By Emily Gerson, Content Marketing Specialist
Every agency should have a goal to keep the network as safe and secure as possible. One way to do this is to perform regular penetration testing, or pen testing for short, to uncover potential areas for hacker entry. We want to give you the scoop on pen testing so you can start proactively using it as a strengthening tool.
What is pen testing?
Essentially, it is like a stress test for your network. During a pen test a security expert attempts to hack your network using non-malicious, investigative, processes. Through this process, they are able to determine where the weak spots in the network are (spots where a real hacker could enter in). From there, you know where to work on strengthening your network.
Why is it important?
Hacking methods are ever evolving and your network needs to keep up as best it can. Since pen testing finds the weakest points in your network, you can work on bulking those up, so your network has minimal easy points of entry. The fact is, it really needs to be done regularly because areas of strong network security could easily become weak as hacking methods grow continuously more complex. Bottom line: It keeps your network as safe as it can be.

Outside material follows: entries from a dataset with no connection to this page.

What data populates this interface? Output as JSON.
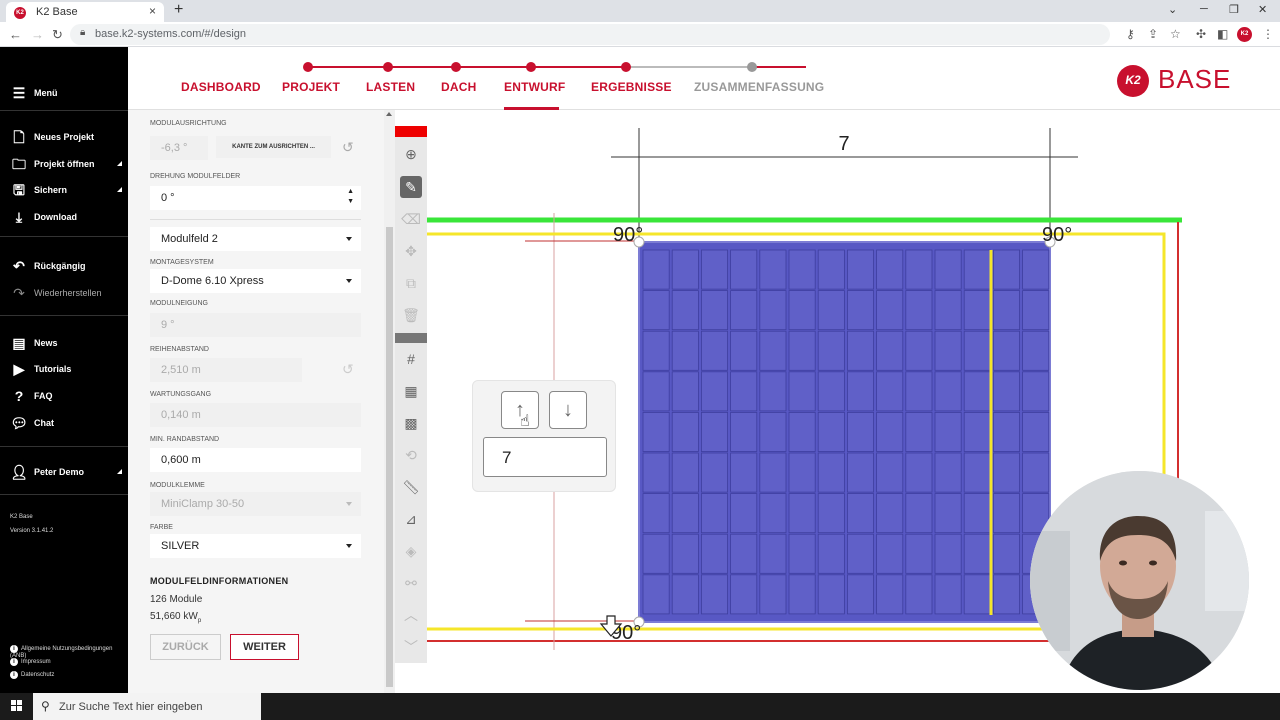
{
  "browser": {
    "tab_title": "K2 Base",
    "tab_icon": "K2",
    "url": "base.k2-systems.com/#/design"
  },
  "sidebar": {
    "menu_label": "Menü",
    "items": [
      {
        "label": "Neues Projekt",
        "icon": "new-project-icon"
      },
      {
        "label": "Projekt öffnen",
        "icon": "folder-icon"
      },
      {
        "label": "Sichern",
        "icon": "save-icon"
      },
      {
        "label": "Download",
        "icon": "download-icon"
      },
      {
        "label": "Rückgängig",
        "icon": "undo-icon"
      },
      {
        "label": "Wiederherstellen",
        "icon": "redo-icon"
      },
      {
        "label": "News",
        "icon": "news-icon"
      },
      {
        "label": "Tutorials",
        "icon": "tutorials-icon"
      },
      {
        "label": "FAQ",
        "icon": "faq-icon"
      },
      {
        "label": "Chat",
        "icon": "chat-icon"
      },
      {
        "label": "Peter Demo",
        "icon": "user-icon"
      }
    ],
    "app_name": "K2 Base",
    "version": "Version 3.1.41.2",
    "footer": [
      "Allgemeine Nutzungsbedingungen (ANB)",
      "Impressum",
      "Datenschutz"
    ]
  },
  "nav": {
    "steps": [
      {
        "label": "DASHBOARD",
        "state": "done"
      },
      {
        "label": "PROJEKT",
        "state": "done"
      },
      {
        "label": "LASTEN",
        "state": "done"
      },
      {
        "label": "DACH",
        "state": "done"
      },
      {
        "label": "ENTWURF",
        "state": "active"
      },
      {
        "label": "ERGEBNISSE",
        "state": "done"
      },
      {
        "label": "ZUSAMMENFASSUNG",
        "state": "pending"
      }
    ],
    "logo_mark": "K2",
    "logo_text": "BASE",
    "accent_color": "#c8102e"
  },
  "panel": {
    "modulausrichtung": {
      "label": "MODULAUSRICHTUNG",
      "value": "-6,3 °",
      "button": "KANTE ZUM AUSRICHTEN ..."
    },
    "drehung": {
      "label": "DREHUNG MODULFELDER",
      "value": "0 °"
    },
    "modulfeld": {
      "value": "Modulfeld 2"
    },
    "montagesystem": {
      "label": "MONTAGESYSTEM",
      "value": "D-Dome 6.10 Xpress"
    },
    "modulneigung": {
      "label": "MODULNEIGUNG",
      "value": "9 °"
    },
    "reihenabstand": {
      "label": "REIHENABSTAND",
      "value": "2,510 m"
    },
    "wartungsgang": {
      "label": "WARTUNGSGANG",
      "value": "0,140 m"
    },
    "randabstand": {
      "label": "MIN. RANDABSTAND",
      "value": "0,600 m"
    },
    "modulklemme": {
      "label": "MODULKLEMME",
      "value": "MiniClamp 30-50"
    },
    "farbe": {
      "label": "FARBE",
      "value": "SILVER"
    },
    "info_title": "MODULFELDINFORMATIONEN",
    "module_count": "126 Module",
    "power": "51,660 kW",
    "power_sub": "p",
    "back_button": "ZURÜCK",
    "next_button": "WEITER"
  },
  "tools": [
    "add-icon",
    "pencil-icon",
    "eraser-icon",
    "move-icon",
    "copy-icon",
    "trash-icon",
    "grid-hash-icon",
    "grid-icon",
    "grid-settings-icon",
    "rotate-icon",
    "ruler-icon",
    "measure-icon",
    "layers-icon",
    "link-icon",
    "chevron-up-icon",
    "chevron-down-icon"
  ],
  "canvas": {
    "dimension_label": "7",
    "angle_labels": [
      "90°",
      "90°",
      "90°"
    ],
    "stepper_value": "7",
    "module_color": "#6060c8",
    "roof_edge_color": "#d32f2f",
    "boundary_color": "#f5e62a",
    "edge_highlight_color": "#39e639"
  },
  "taskbar": {
    "search_placeholder": "Zur Suche Text hier eingeben"
  }
}
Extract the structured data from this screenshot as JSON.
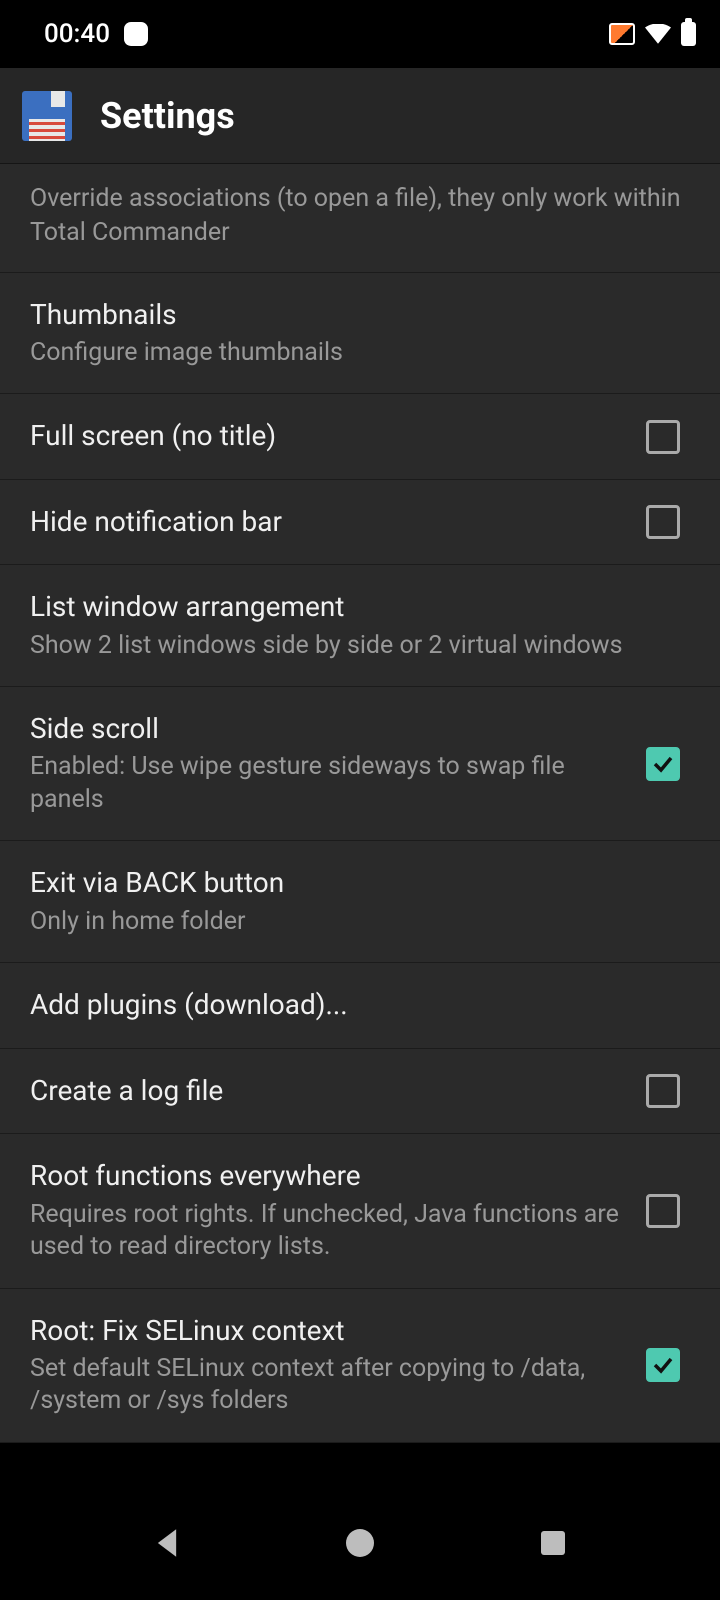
{
  "status": {
    "time": "00:40"
  },
  "header": {
    "title": "Settings"
  },
  "items": {
    "associations_desc": "Override associations (to open a file), they only work within Total Commander",
    "thumbnails": {
      "title": "Thumbnails",
      "desc": "Configure image thumbnails"
    },
    "fullscreen": {
      "title": "Full screen (no title)",
      "checked": false
    },
    "hide_notif": {
      "title": "Hide notification bar",
      "checked": false
    },
    "list_window": {
      "title": "List window arrangement",
      "desc": "Show 2 list windows side by side or 2 virtual windows"
    },
    "side_scroll": {
      "title": "Side scroll",
      "desc": "Enabled: Use wipe gesture sideways to swap file panels",
      "checked": true
    },
    "exit_back": {
      "title": "Exit via BACK button",
      "desc": "Only in home folder"
    },
    "add_plugins": {
      "title": "Add plugins (download)..."
    },
    "log_file": {
      "title": "Create a log file",
      "checked": false
    },
    "root_everywhere": {
      "title": "Root functions everywhere",
      "desc": "Requires root rights. If unchecked, Java functions are used to read directory lists.",
      "checked": false
    },
    "root_selinux": {
      "title": "Root: Fix SELinux context",
      "desc": "Set default SELinux context after copying to /data, /system or /sys folders",
      "checked": true
    }
  }
}
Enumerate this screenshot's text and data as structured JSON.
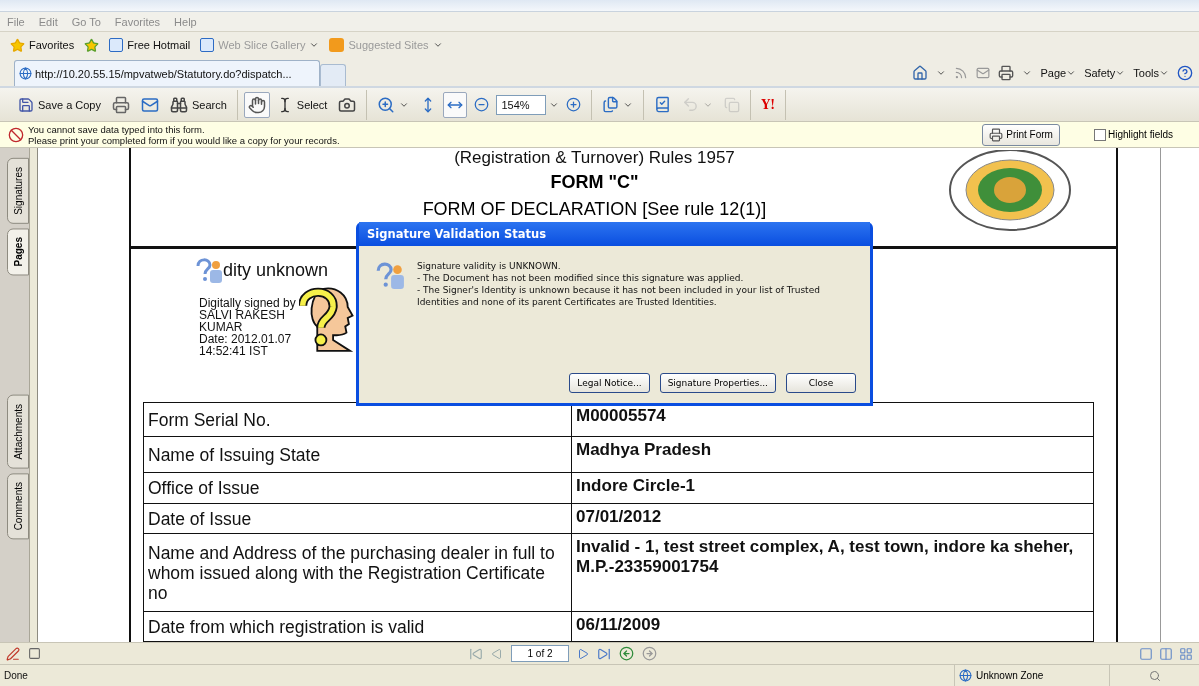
{
  "menu": [
    "File",
    "Edit",
    "Go To",
    "Favorites",
    "Help"
  ],
  "favorites_bar": {
    "favorites": "Favorites",
    "links": [
      {
        "label": "Free Hotmail",
        "disabled": false,
        "dropdown": false
      },
      {
        "label": "Web Slice Gallery",
        "disabled": true,
        "dropdown": true
      },
      {
        "label": "Suggested Sites",
        "disabled": true,
        "dropdown": true
      }
    ]
  },
  "browser_tabs": [
    {
      "label": "http://10.20.55.15/mpvatweb/Statutory.do?dispatch...",
      "selected": true
    }
  ],
  "command_bar": [
    "Page",
    "Safety",
    "Tools"
  ],
  "toolbar": [
    [
      {
        "kind": "save",
        "label": "Save a Copy",
        "pressed": false,
        "disabled": false
      },
      {
        "kind": "print",
        "pressed": false,
        "disabled": false
      },
      {
        "kind": "email",
        "pressed": false,
        "disabled": false
      },
      {
        "kind": "search",
        "label": "Search",
        "pressed": false,
        "disabled": false
      }
    ],
    [
      {
        "kind": "hand",
        "pressed": true,
        "disabled": false
      },
      {
        "kind": "select",
        "label": "Select",
        "pressed": false,
        "disabled": false
      },
      {
        "kind": "snapshot",
        "pressed": false,
        "disabled": false
      }
    ],
    [
      {
        "kind": "zoomtool",
        "pressed": false,
        "disabled": false
      },
      {
        "kind": "fitpage",
        "pressed": false,
        "disabled": false
      },
      {
        "kind": "fitwidth",
        "pressed": true,
        "disabled": false
      },
      {
        "kind": "zoomout",
        "pressed": false,
        "disabled": false
      },
      {
        "kind": "zoomfield",
        "label": "154%",
        "pressed": false,
        "disabled": false
      },
      {
        "kind": "zoomin",
        "pressed": false,
        "disabled": false
      }
    ],
    [
      {
        "kind": "pages",
        "pressed": false,
        "disabled": false
      }
    ],
    [
      {
        "kind": "spell",
        "disabled": false
      },
      {
        "kind": "undo",
        "pressed": false,
        "disabled": true
      },
      {
        "kind": "copy",
        "pressed": false,
        "disabled": true
      }
    ],
    [
      {
        "kind": "yahoo",
        "label": "Y!",
        "pressed": false,
        "disabled": false
      }
    ]
  ],
  "notice": {
    "lines": [
      "You cannot save data typed into this form.",
      "Please print your completed form if you would like a copy for your records."
    ],
    "print_button": "Print Form",
    "highlight": {
      "label": "Highlight fields",
      "checked": false
    }
  },
  "side_tabs": [
    {
      "label": "Signatures",
      "selected": false
    },
    {
      "label": "Pages",
      "selected": true
    },
    {
      "label": "Attachments",
      "selected": false
    },
    {
      "label": "Comments",
      "selected": false
    }
  ],
  "document": {
    "header": "(Registration & Turnover) Rules 1957",
    "form_title": "FORM \"C\"",
    "subtitle": "FORM OF DECLARATION [See rule 12(1)]",
    "signature": {
      "status": "dity unknown",
      "lines": [
        "Digitally signed by",
        "SALVI RAKESH",
        "KUMAR",
        "Date: 2012.01.07",
        "14:52:41 IST"
      ]
    },
    "rows": [
      {
        "label": "Form Serial No.",
        "value": "M00005574"
      },
      {
        "label": "Name of Issuing State",
        "value": "Madhya Pradesh"
      },
      {
        "label": "Office of Issue",
        "value": "Indore Circle-1"
      },
      {
        "label": "Date of Issue",
        "value": "07/01/2012"
      },
      {
        "label": "Name and Address of the purchasing dealer in full to whom issued along with the Registration Certificate no",
        "value": "Invalid - 1, test street complex, A, test town, indore ka sheher, M.P.-23359001754"
      },
      {
        "label": "Date from which registration is valid",
        "value": "06/11/2009"
      }
    ]
  },
  "dialog": {
    "title": "Signature Validation Status",
    "lines": [
      "Signature validity is UNKNOWN.",
      "- The Document has not been modified since this signature was applied.",
      "- The Signer's Identity is unknown because it has not been included in your list of Trusted Identities and none of its parent Certificates are Trusted Identities."
    ],
    "buttons": [
      "Legal Notice...",
      "Signature Properties...",
      "Close"
    ]
  },
  "page_nav": {
    "page": "1 of 2"
  },
  "status_bar": {
    "text": "Done",
    "zone": "Unknown Zone"
  }
}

Who performs a pen test?
You need a network or IT expert to perform this test, as they must be able to simulate the actions and processes of a sophisticated hacker. If you do not have someone qualified in-house, our networking staff is here to help. We have certified pen testers on staff who can perform the testing for you.
Are there different pen test methods?
There are three main methods for pen testing.
- Black Box: The network expert “hacking” in is completely unfamiliar with the network being tested. This type is the most realistic simulation because a true hacker would likely not know the details of your organization.
- White Box: The network expert performing the test has done research and understands the network’s architecture.
- Grey Box: In this instance, the expert hacking in has access to internal materials, documents, and user privilege credentials, which is much more access than with a White Box. Because of the in-depth information, a highly sophisticated “attack” can be made.
Pen tests are complex and require thorough expertise to complete, but the benefits are second to none. It’s one of the best ways to locate network weaknesses without experiencing a real network breach and learning the hard way. To pen test your network today, contact us at firstname.lastname@example.org.